About this task
Search the records for the string "true" and return each line that has it.

Records to process
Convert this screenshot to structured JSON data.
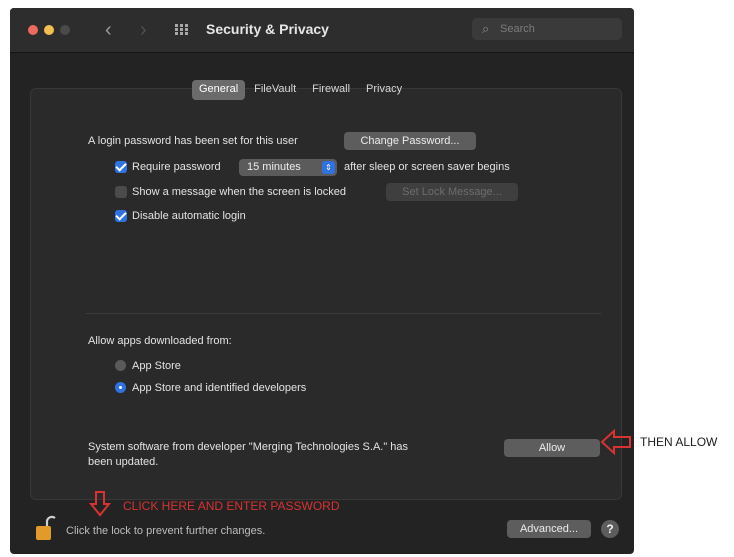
{
  "window": {
    "title": "Security & Privacy",
    "search_placeholder": "Search"
  },
  "tabs": [
    {
      "label": "General",
      "active": true
    },
    {
      "label": "FileVault",
      "active": false
    },
    {
      "label": "Firewall",
      "active": false
    },
    {
      "label": "Privacy",
      "active": false
    }
  ],
  "general": {
    "login_password_text": "A login password has been set for this user",
    "change_password_label": "Change Password...",
    "require_password": {
      "label": "Require password",
      "checked": true,
      "interval": "15 minutes",
      "suffix": "after sleep or screen saver begins"
    },
    "show_message": {
      "label": "Show a message when the screen is locked",
      "checked": false,
      "button_label": "Set Lock Message..."
    },
    "disable_auto_login": {
      "label": "Disable automatic login",
      "checked": true
    }
  },
  "apps": {
    "heading": "Allow apps downloaded from:",
    "options": [
      {
        "label": "App Store",
        "selected": false
      },
      {
        "label": "App Store and identified developers",
        "selected": true
      }
    ]
  },
  "system_software": {
    "message_line1": "System software from developer \"Merging Technologies S.A.\" has",
    "message_line2": "been updated.",
    "allow_label": "Allow"
  },
  "footer": {
    "lock_text": "Click the lock to prevent further changes.",
    "advanced_label": "Advanced...",
    "help_label": "?"
  },
  "annotations": {
    "click_here": "CLICK HERE AND ENTER PASSWORD",
    "then_allow": "THEN ALLOW",
    "color": "#d83232"
  },
  "colors": {
    "accent": "#2f73e2",
    "window_bg": "#232323"
  }
}
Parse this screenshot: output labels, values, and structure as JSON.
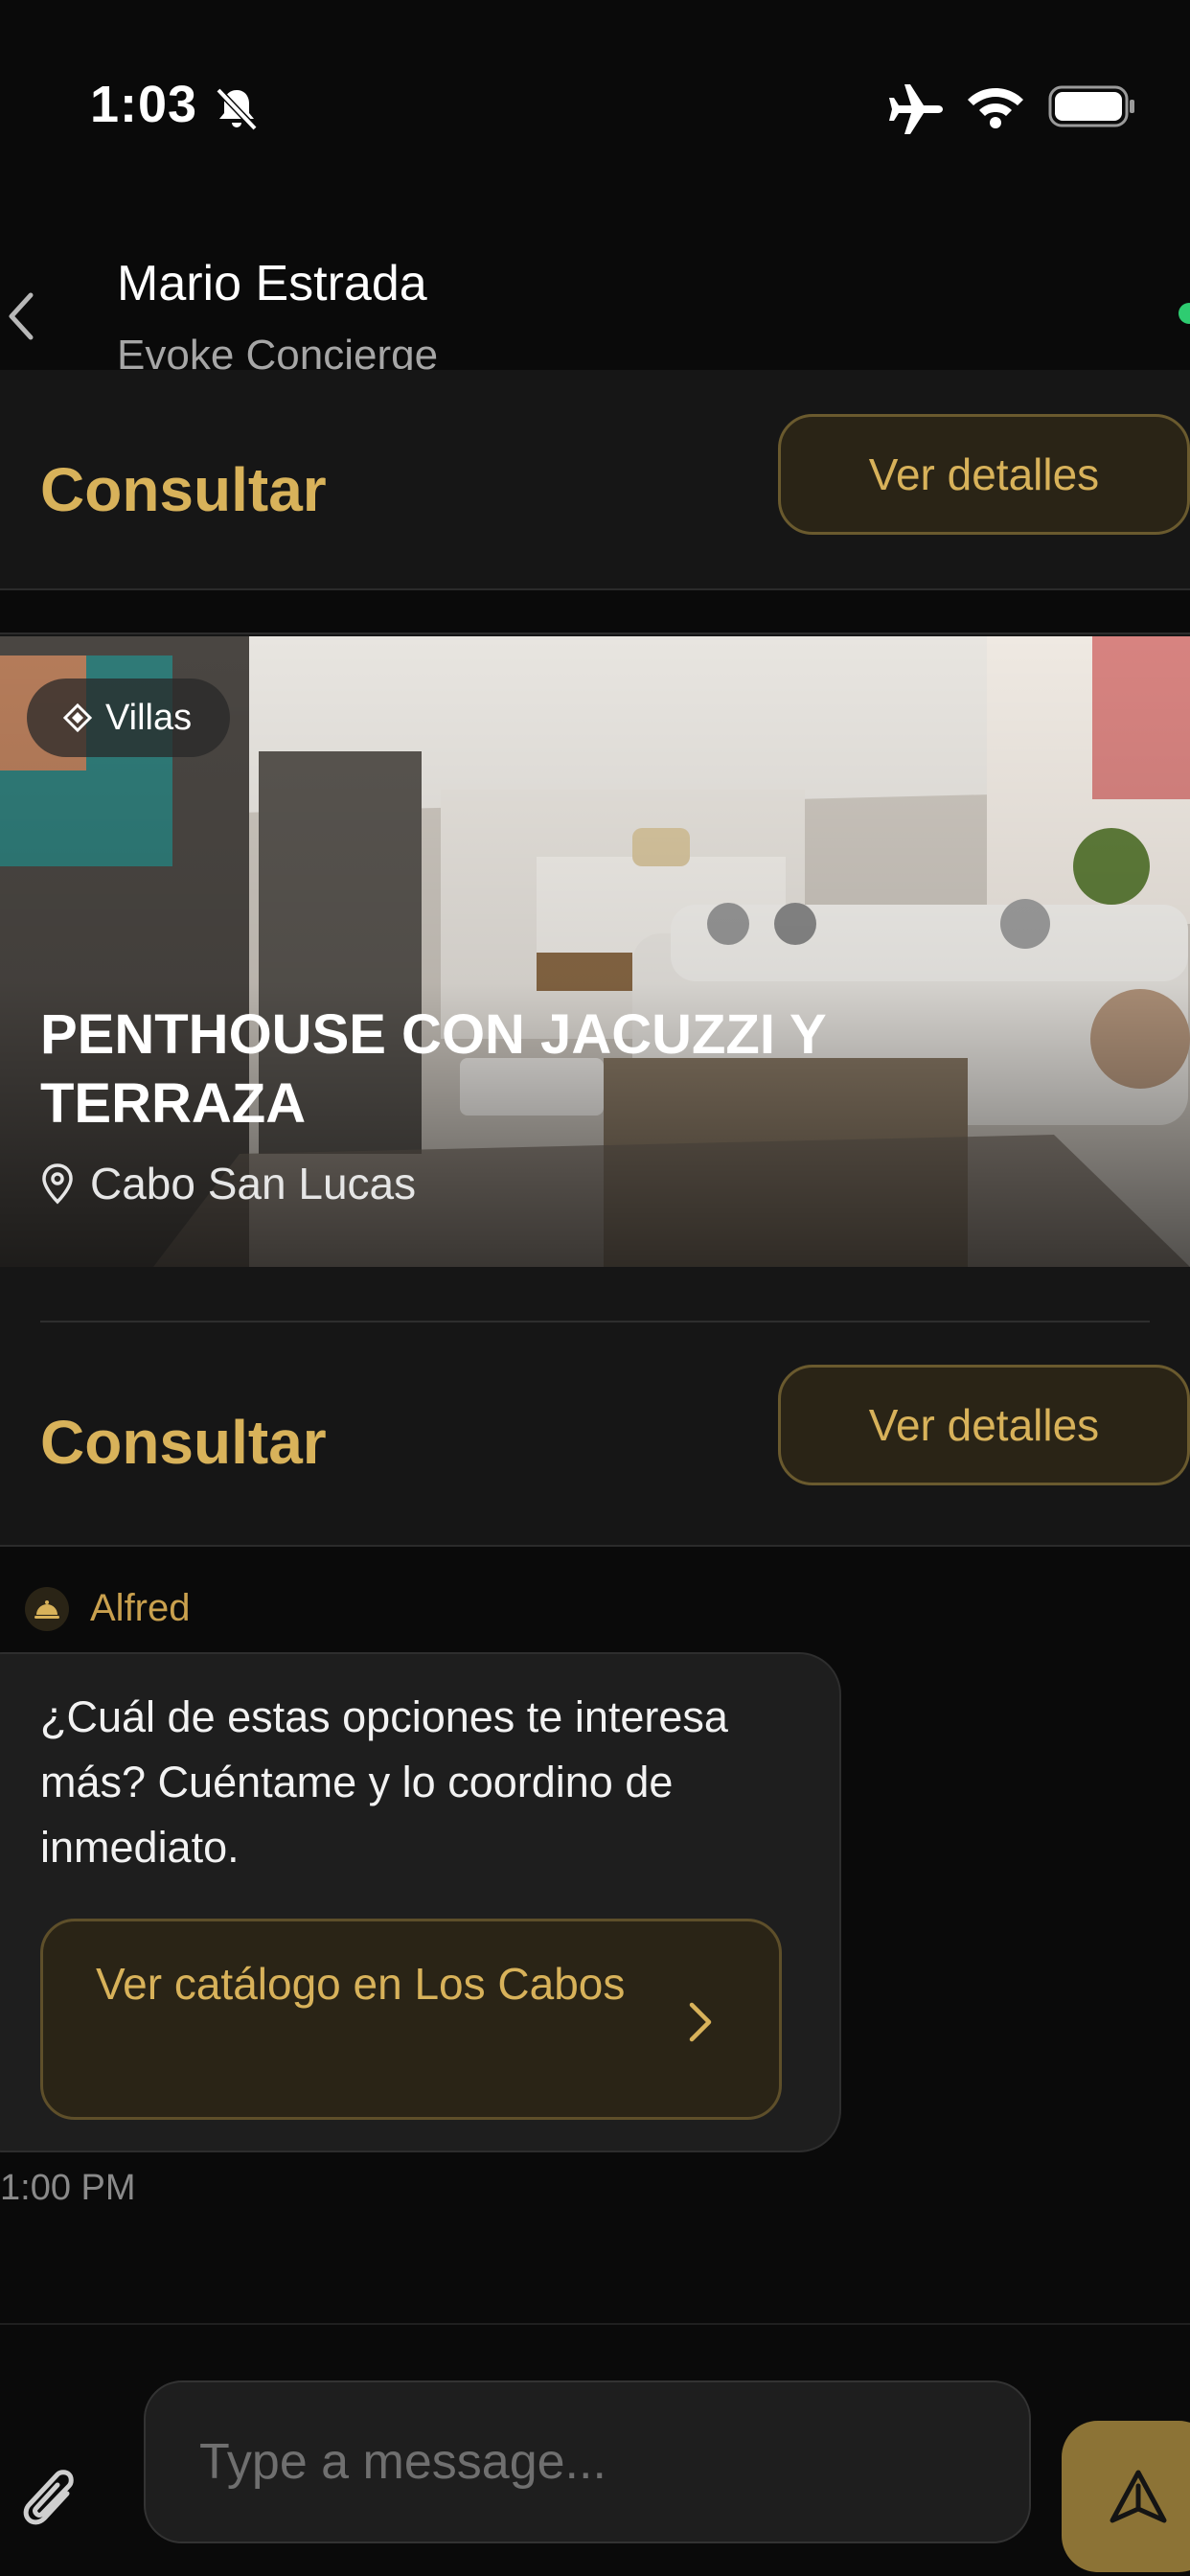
{
  "status_bar": {
    "time": "1:03",
    "icons": [
      "bell-slash-icon",
      "airplane-icon",
      "wifi-icon",
      "battery-icon"
    ]
  },
  "header": {
    "contact_name": "Mario Estrada",
    "contact_subtitle": "Evoke Concierge",
    "back_icon": "chevron-left-icon"
  },
  "cards": [
    {
      "consult_label": "Consultar",
      "details_label": "Ver detalles"
    },
    {
      "category": "Villas",
      "category_icon": "diamond-icon",
      "title": "PENTHOUSE CON JACUZZI Y TERRAZA",
      "location": "Cabo San Lucas",
      "location_icon": "map-pin-icon",
      "consult_label": "Consultar",
      "details_label": "Ver detalles"
    }
  ],
  "message": {
    "sender": "Alfred",
    "sender_icon": "concierge-bell-icon",
    "text": "¿Cuál de estas opciones te interesa más? Cuéntame y lo coordino de inmediato.",
    "action_label": "Ver catálogo en Los Cabos",
    "time": "1:00 PM"
  },
  "composer": {
    "placeholder": "Type a message...",
    "attach_icon": "paperclip-icon",
    "send_icon": "send-icon"
  },
  "colors": {
    "accent_gold": "#d8b25a",
    "background": "#0a0a0a",
    "card": "#161616",
    "online": "#2ecc71"
  }
}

Your response
      "active": true
      "checked": true,
      "checked": true
        "selected": true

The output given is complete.